dMarie Time Capsule – create a personalized look at the events of a particular year
Dust Bowl Days -- Lessons for Grades 3-5

Inflation Calculator – calculate the value of money now and then

Lindbergh Case: the Trial of the Century

New Deal Network – educational guide to the Great Depression
1920s and 1930s: The Depression and the New Deal  - words to popular songs of the period

Related Accounts of the Great Depression – economic news stories
Riding the Rails – PBS’ American Experience about hobos

Surviving the Dust Bowl – PBS’ American Experience

Voices from the Dust Bowl – audio collection of migrant workers’ stories


Books
Low, Ann Marie. Dust Bowl Diary. University of Nebraska Press, 1984.

McElvaine, Robert S. “’Fear Itself:’ Depression Life” from The Great Depression: America, 1929-1941. Times Books, 1933.

Press, Petra. The 1930s (A Cultural History of the United States Through the Decades). Lucent Books, 1999.

Riney-Kehrberg, Pamela. Rooted in Dust: Surviving Drought and Depression in Southwestern Kansas. University Press of Kansas, 1994.

Svobida, Lawrence. Farming the Dust Bowl: a First-Hand Account from Kansas. University Press of Kansas, 1986.

Van Amber, Rita. Stories and Recipes of the Great Depression of the 1930’s. Van Amber Publishers, 1999.

The WPA Guide to 1930s Kansas. University Press of Kansas, 1939.
‘We Had Everything, But Money.’ Reiman Publications, 1992.
Worster, Donald.

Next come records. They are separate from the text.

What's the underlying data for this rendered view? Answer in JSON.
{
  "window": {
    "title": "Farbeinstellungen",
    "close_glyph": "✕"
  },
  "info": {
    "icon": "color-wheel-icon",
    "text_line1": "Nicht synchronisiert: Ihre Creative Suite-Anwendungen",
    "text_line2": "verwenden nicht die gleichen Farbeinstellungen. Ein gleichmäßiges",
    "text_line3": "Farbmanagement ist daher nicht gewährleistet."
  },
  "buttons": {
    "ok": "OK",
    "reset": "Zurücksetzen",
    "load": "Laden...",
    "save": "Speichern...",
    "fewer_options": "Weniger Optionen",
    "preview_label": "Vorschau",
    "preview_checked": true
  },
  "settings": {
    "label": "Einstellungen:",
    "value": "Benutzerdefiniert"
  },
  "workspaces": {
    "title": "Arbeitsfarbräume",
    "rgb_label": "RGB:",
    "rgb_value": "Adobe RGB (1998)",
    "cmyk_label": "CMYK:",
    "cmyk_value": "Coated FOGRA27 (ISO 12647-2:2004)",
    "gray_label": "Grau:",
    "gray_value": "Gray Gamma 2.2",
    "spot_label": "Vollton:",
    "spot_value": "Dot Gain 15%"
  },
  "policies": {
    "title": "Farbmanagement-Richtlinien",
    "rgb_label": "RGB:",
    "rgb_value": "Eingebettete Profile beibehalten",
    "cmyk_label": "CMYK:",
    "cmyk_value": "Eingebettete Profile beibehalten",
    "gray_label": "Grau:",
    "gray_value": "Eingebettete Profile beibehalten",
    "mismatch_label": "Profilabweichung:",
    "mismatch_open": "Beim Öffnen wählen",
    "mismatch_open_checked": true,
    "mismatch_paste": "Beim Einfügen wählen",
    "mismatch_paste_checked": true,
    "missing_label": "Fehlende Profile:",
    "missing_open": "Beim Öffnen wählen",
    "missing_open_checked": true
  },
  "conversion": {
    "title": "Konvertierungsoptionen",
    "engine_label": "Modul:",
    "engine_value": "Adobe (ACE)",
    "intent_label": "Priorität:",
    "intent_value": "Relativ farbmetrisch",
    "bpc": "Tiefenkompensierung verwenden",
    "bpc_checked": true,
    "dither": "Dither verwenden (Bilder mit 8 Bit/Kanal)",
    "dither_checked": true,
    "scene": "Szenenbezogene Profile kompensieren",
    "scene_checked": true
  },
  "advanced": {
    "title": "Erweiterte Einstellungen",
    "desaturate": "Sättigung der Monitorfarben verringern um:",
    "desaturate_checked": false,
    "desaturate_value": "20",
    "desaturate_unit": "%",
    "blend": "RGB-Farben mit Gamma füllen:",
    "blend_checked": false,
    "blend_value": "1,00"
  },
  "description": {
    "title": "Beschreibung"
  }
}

Dust Bowl: the Southern Plains in the 1930s. Oxford University Press, 1979.


Divider
If a new window didn't open, please click on the divider above to return to the page that brought you here.
 

©2001 Cindy Vallar